Today in our conference session on Christians and Social Media, I pointed to a few of my own observations on the benefits and hazards of keeping a blog:
- it gives me a routine to process what is important in my work. In other words, each day, I’m able to think: what am I working on today that intrigues me, and is worth telling others about? The answer makes it into my blog
- it gives me opportunity to gain feedback and interaction on works in progress. This has been helpful for talks and publications, and has sometimes had the effect of changing my mind on a topic
- I have realised that sometimes I need to do a silly or devotional or openly self-critical post in order to deflate the self-promoting scholarly image that I’m tempted to portray
- it enables me to hear theologically different perspectives at length and to engage with them in a non-anonymous setting. I’m also forced to recognise that such people will read what I write, so I cannot caricature their views
- it enables me to disseminate info about my work, and to find out about others’ work.
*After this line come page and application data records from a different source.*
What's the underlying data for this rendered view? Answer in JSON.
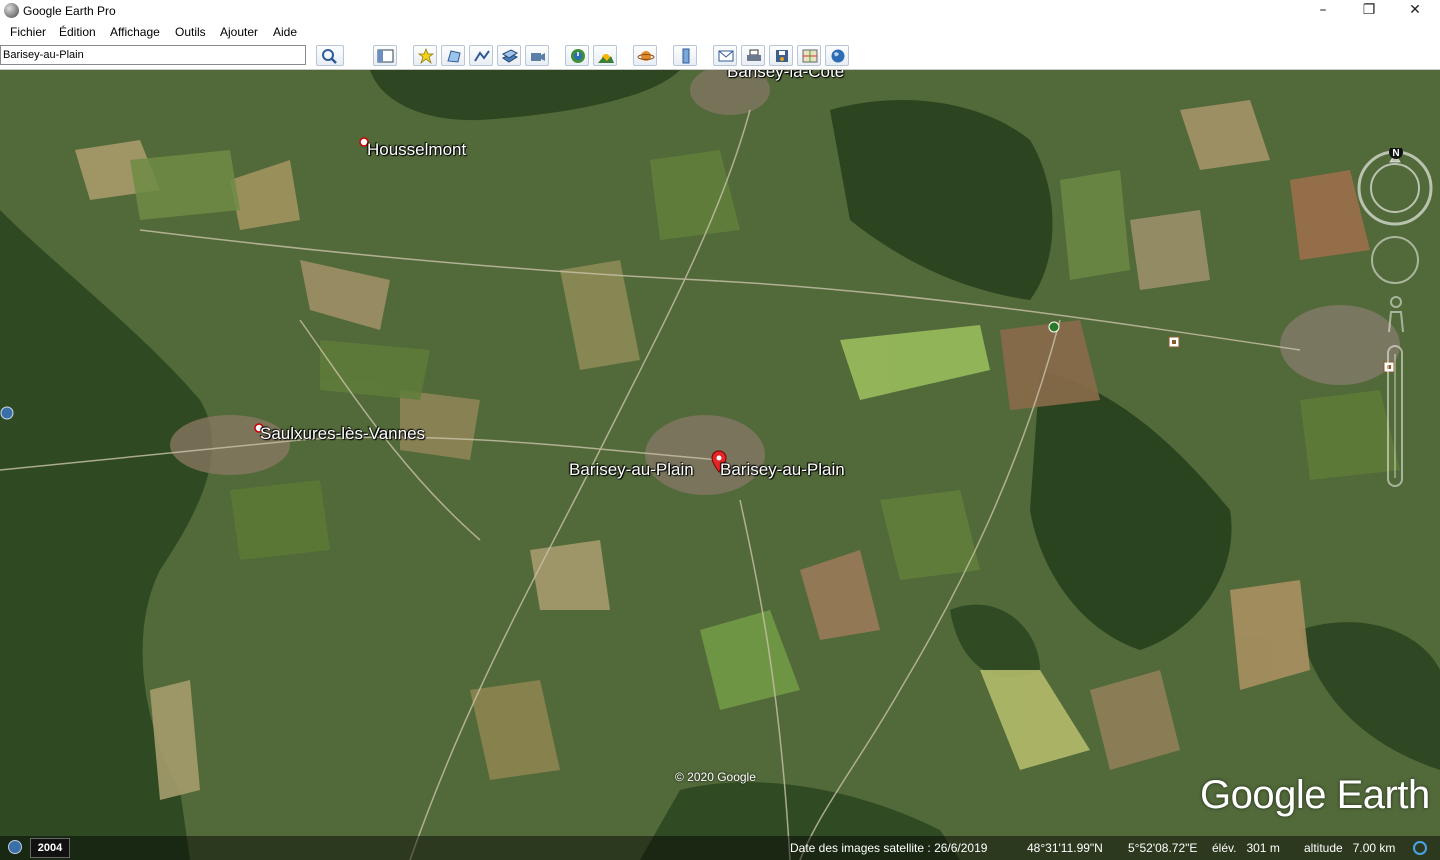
{
  "window": {
    "title": "Google Earth Pro",
    "controls": [
      "–",
      "❐",
      "✕"
    ]
  },
  "menu": {
    "items": [
      "Fichier",
      "Édition",
      "Affichage",
      "Outils",
      "Ajouter",
      "Aide"
    ]
  },
  "search": {
    "value": "Barisey-au-Plain"
  },
  "toolbar": {
    "icons": [
      "search-icon",
      "sidebar-toggle-icon",
      "placemark-icon",
      "polygon-icon",
      "path-icon",
      "overlay-icon",
      "tour-icon",
      "history-icon",
      "sunlight-icon",
      "planets-icon",
      "ruler-icon",
      "email-icon",
      "print-icon",
      "save-image-icon",
      "maps-icon",
      "earth-icon"
    ]
  },
  "map": {
    "places": [
      {
        "name": "Barisey-la-Côte"
      },
      {
        "name": "Housselmont"
      },
      {
        "name": "Saulxures-lès-Vannes"
      },
      {
        "name": "Barisey-au-Plain"
      },
      {
        "name": "Barisey-au-Plain"
      }
    ],
    "copyright": "© 2020 Google",
    "logo": "Google Earth",
    "compass_letter": "N"
  },
  "status": {
    "year": "2004",
    "imagery_date": "Date des images satellite : 26/6/2019",
    "latitude": "48°31'11.99\"N",
    "longitude": "5°52'08.72\"E",
    "elevation": "élév.   301 m",
    "altitude": "altitude   7.00 km"
  },
  "colors": {
    "map_base": "#4b6434",
    "forest": "#2f4a22",
    "field_light": "#a39a6a",
    "field_green": "#6f8a45"
  }
}
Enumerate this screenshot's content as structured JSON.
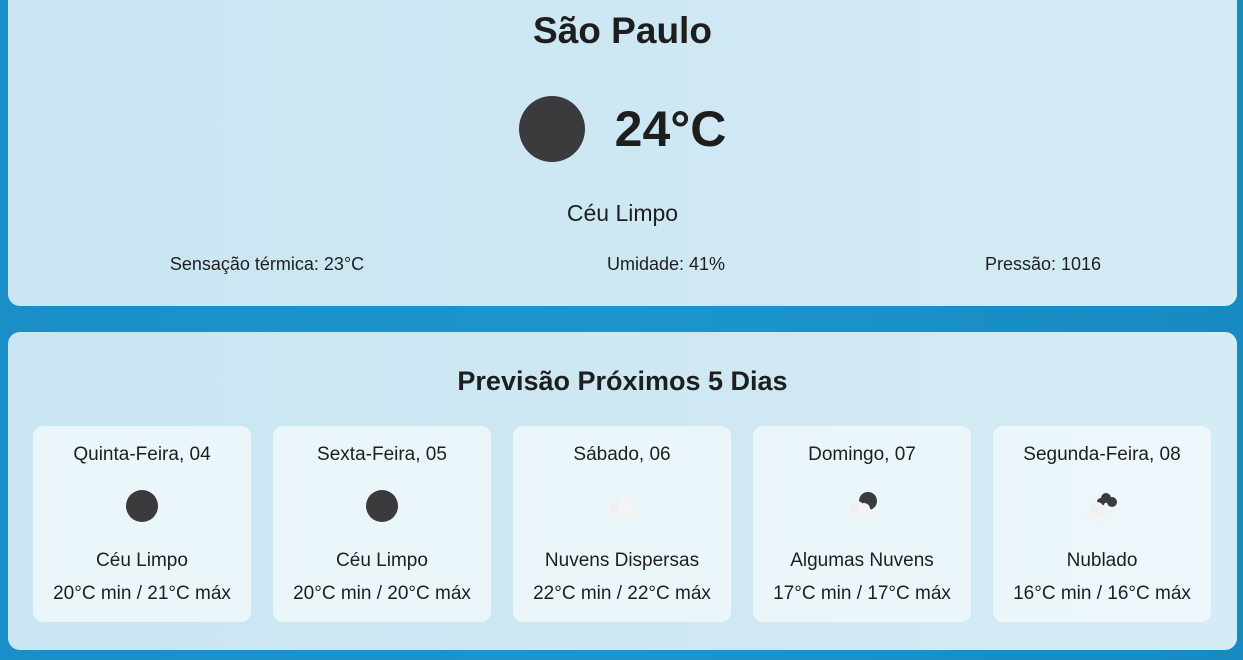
{
  "current": {
    "city": "São Paulo",
    "temperature": "24°C",
    "description": "Céu Limpo",
    "icon": "clear-sun-icon",
    "feels_like": "Sensação térmica: 23°C",
    "humidity": "Umidade: 41%",
    "pressure": "Pressão: 1016"
  },
  "forecast": {
    "title": "Previsão Próximos 5 Dias",
    "days": [
      {
        "name": "Quinta-Feira, 04",
        "icon": "clear-sun-icon",
        "description": "Céu Limpo",
        "temps": "20°C min / 21°C máx"
      },
      {
        "name": "Sexta-Feira, 05",
        "icon": "clear-sun-icon",
        "description": "Céu Limpo",
        "temps": "20°C min / 20°C máx"
      },
      {
        "name": "Sábado, 06",
        "icon": "scattered-clouds-icon",
        "description": "Nuvens Dispersas",
        "temps": "22°C min / 22°C máx"
      },
      {
        "name": "Domingo, 07",
        "icon": "few-clouds-icon",
        "description": "Algumas Nuvens",
        "temps": "17°C min / 17°C máx"
      },
      {
        "name": "Segunda-Feira, 08",
        "icon": "broken-clouds-icon",
        "description": "Nublado",
        "temps": "16°C min / 16°C máx"
      }
    ]
  }
}
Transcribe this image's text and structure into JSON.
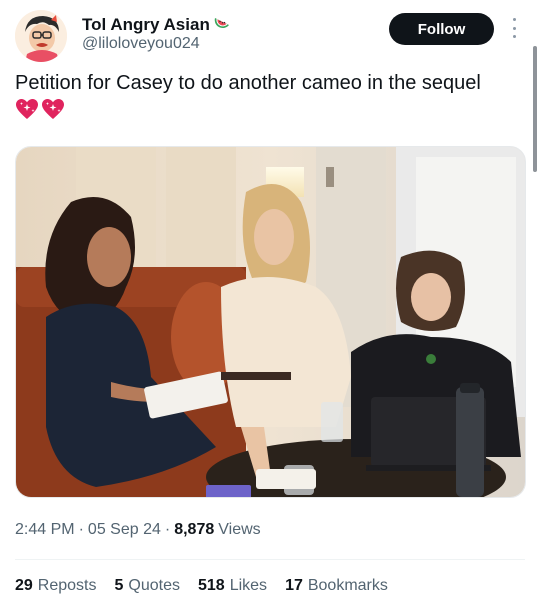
{
  "author": {
    "display_name": "Tol Angry Asian",
    "name_emoji": "watermelon-icon",
    "handle": "@liloloveyou024"
  },
  "follow_button": {
    "label": "Follow"
  },
  "tweet": {
    "text": "Petition for Casey to do another cameo in the sequel",
    "emojis": [
      "sparkling-heart-icon",
      "sparkling-heart-icon"
    ]
  },
  "meta": {
    "time": "2:44 PM",
    "separator": "·",
    "date": "05 Sep 24",
    "views_count": "8,878",
    "views_label": "Views"
  },
  "stats": [
    {
      "count": "29",
      "label": "Reposts"
    },
    {
      "count": "5",
      "label": "Quotes"
    },
    {
      "count": "518",
      "label": "Likes"
    },
    {
      "count": "17",
      "label": "Bookmarks"
    }
  ],
  "colors": {
    "text_primary": "#0f1419",
    "text_secondary": "#536471",
    "follow_bg": "#0f1419",
    "heart_pink": "#e0245e"
  }
}
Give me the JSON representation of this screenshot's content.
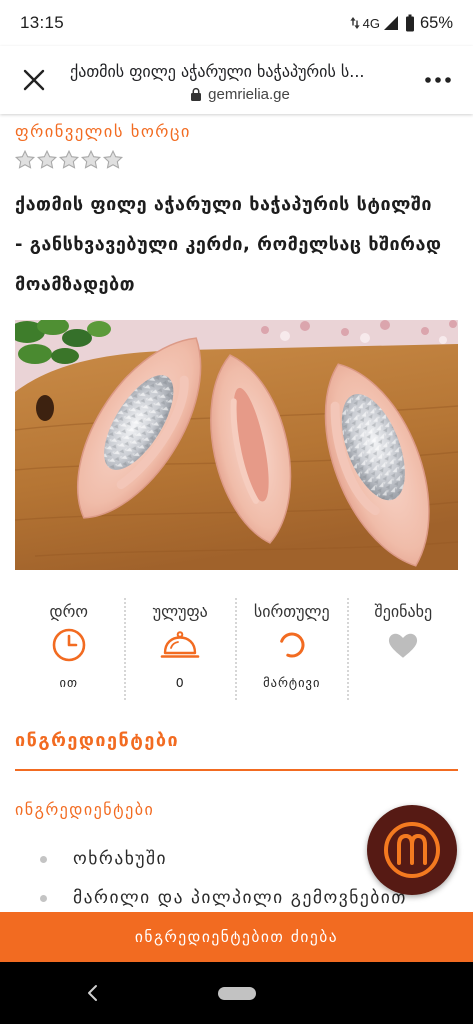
{
  "status_bar": {
    "time": "13:15",
    "network": "4G",
    "battery": "65%",
    "icons": [
      "data-arrows-icon",
      "signal-icon",
      "battery-icon"
    ]
  },
  "browser": {
    "title": "ქათმის ფილე აჭარული ხაჭაპურის ს...",
    "domain": "gemrielia.ge",
    "icons": {
      "close": "close-icon",
      "lock": "lock-icon",
      "menu": "more-options-icon"
    }
  },
  "article": {
    "category": "ფრინველის ხორცი",
    "rating": {
      "filled": 0,
      "max": 5
    },
    "title": "ქათმის ფილე აჭარული ხაჭაპურის სტილში - განსხვავებული კერძი, რომელსაც ხშირად მოამზადებთ",
    "info": [
      {
        "label": "დრო",
        "icon": "clock-icon",
        "value": "ით"
      },
      {
        "label": "ულუფა",
        "icon": "serving-dish-icon",
        "value": "0"
      },
      {
        "label": "სირთულე",
        "icon": "difficulty-icon",
        "value": "მარტივი"
      },
      {
        "label": "შეინახე",
        "icon": "heart-icon"
      }
    ]
  },
  "ingredients": {
    "heading": "ინგრედიენტები",
    "subheading": "ინგრედიენტები",
    "items": [
      "ოხრახუში",
      "მარილი და პილპილი გემოვნებით"
    ]
  },
  "fab": {
    "icon": "chef-logo-icon"
  },
  "bottom_bar": {
    "label": "ინგრედიენტებით ძიება"
  },
  "nav_bar": {
    "icons": [
      "back-icon",
      "home-pill-icon"
    ]
  },
  "colors": {
    "accent": "#f26b21",
    "text": "#222222",
    "fab": "#561a14",
    "muted_icon": "#bdbdbd"
  }
}
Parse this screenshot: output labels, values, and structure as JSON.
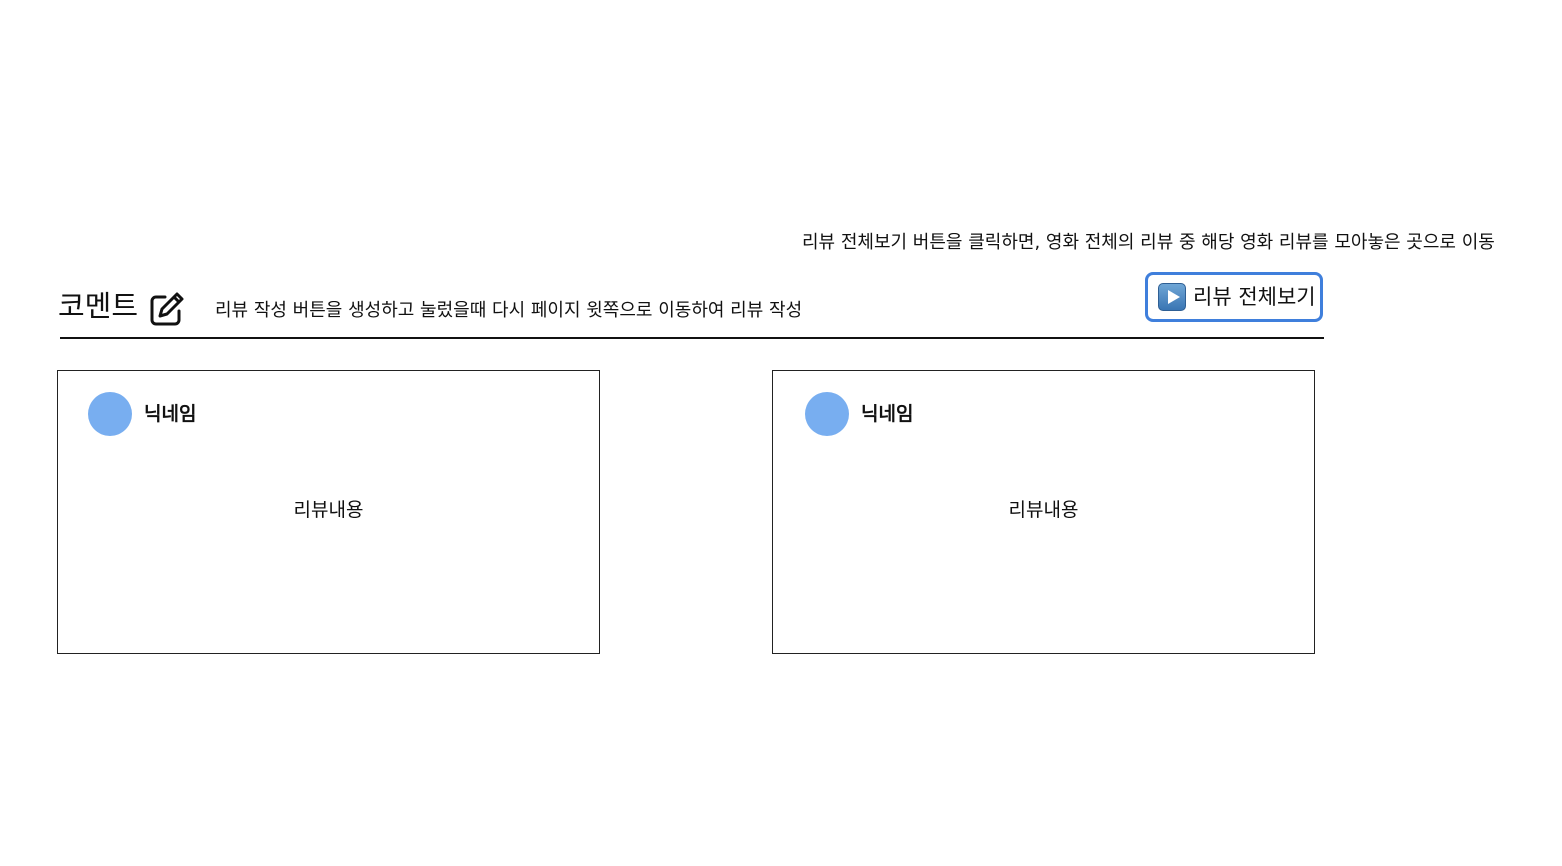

- it is tempting to seek influential stats among bibliobloggers. Sometimes I need to pull back